**WHAT IS EXPECTED:** A word-for-word retyping of the listing below is required, with the pictures dropped.

[[ DATA SECTION open ]]

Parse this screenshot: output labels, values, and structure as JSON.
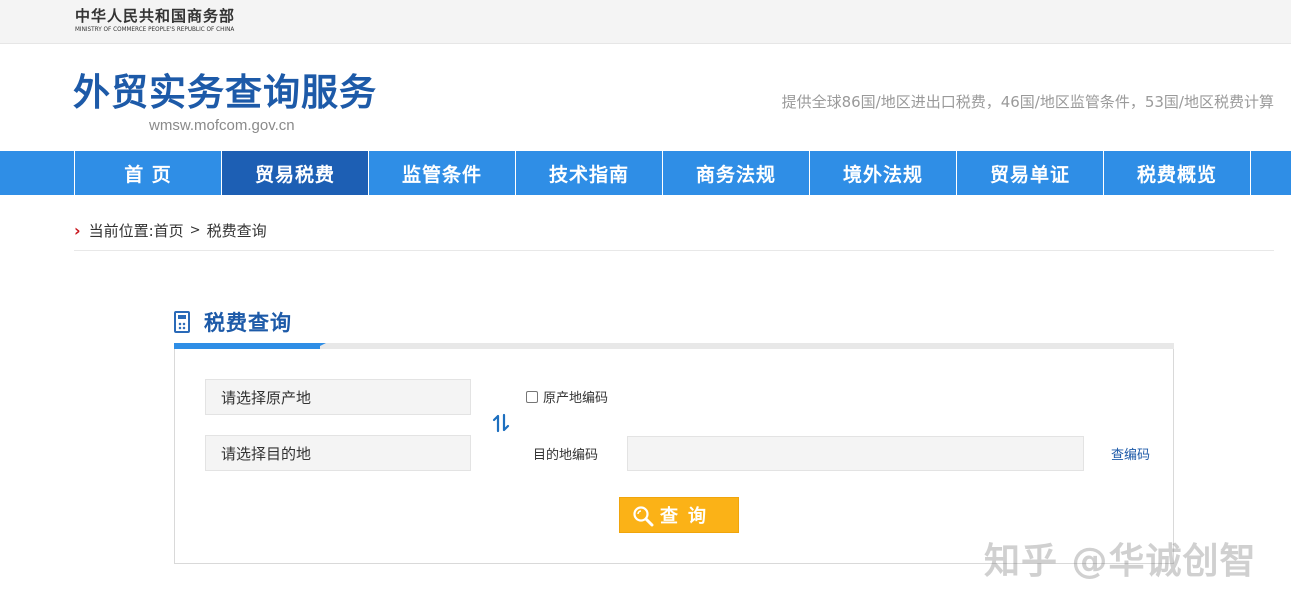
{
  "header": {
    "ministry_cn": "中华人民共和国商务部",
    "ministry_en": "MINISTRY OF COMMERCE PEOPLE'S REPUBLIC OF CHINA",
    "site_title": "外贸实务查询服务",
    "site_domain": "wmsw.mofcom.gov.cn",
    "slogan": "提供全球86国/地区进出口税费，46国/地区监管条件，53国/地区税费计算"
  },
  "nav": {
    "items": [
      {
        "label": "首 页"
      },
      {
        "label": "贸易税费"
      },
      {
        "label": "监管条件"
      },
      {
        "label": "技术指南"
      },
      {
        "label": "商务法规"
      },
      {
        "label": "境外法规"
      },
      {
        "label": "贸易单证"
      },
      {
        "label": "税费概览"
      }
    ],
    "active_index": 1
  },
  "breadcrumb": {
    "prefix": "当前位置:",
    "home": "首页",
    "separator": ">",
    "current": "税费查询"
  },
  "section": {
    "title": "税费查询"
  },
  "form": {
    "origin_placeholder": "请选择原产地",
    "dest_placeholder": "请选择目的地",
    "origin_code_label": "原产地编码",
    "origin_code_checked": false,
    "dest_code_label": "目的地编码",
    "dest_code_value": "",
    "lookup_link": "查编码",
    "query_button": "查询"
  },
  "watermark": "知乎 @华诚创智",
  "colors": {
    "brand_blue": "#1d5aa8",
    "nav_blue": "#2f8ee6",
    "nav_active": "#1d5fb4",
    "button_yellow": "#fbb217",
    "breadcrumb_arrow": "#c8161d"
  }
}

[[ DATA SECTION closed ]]

**SOLUTION BELOW:**
Parse this screenshot: output labels, values, and structure as JSON.
{
  "header": {
    "ministry_cn": "中华人民共和国商务部",
    "ministry_en": "MINISTRY OF COMMERCE PEOPLE'S REPUBLIC OF CHINA",
    "site_title": "外贸实务查询服务",
    "site_domain": "wmsw.mofcom.gov.cn",
    "slogan": "提供全球86国/地区进出口税费，46国/地区监管条件，53国/地区税费计算"
  },
  "nav": {
    "items": [
      {
        "label": "首 页"
      },
      {
        "label": "贸易税费"
      },
      {
        "label": "监管条件"
      },
      {
        "label": "技术指南"
      },
      {
        "label": "商务法规"
      },
      {
        "label": "境外法规"
      },
      {
        "label": "贸易单证"
      },
      {
        "label": "税费概览"
      }
    ],
    "active_index": 1
  },
  "breadcrumb": {
    "prefix": "当前位置:",
    "home": "首页",
    "separator": ">",
    "current": "税费查询"
  },
  "section": {
    "title": "税费查询"
  },
  "form": {
    "origin_placeholder": "请选择原产地",
    "dest_placeholder": "请选择目的地",
    "origin_code_label": "原产地编码",
    "origin_code_checked": false,
    "dest_code_label": "目的地编码",
    "dest_code_value": "",
    "lookup_link": "查编码",
    "query_button": "查询"
  },
  "watermark": "知乎 @华诚创智",
  "colors": {
    "brand_blue": "#1d5aa8",
    "nav_blue": "#2f8ee6",
    "nav_active": "#1d5fb4",
    "button_yellow": "#fbb217",
    "breadcrumb_arrow": "#c8161d"
  }
}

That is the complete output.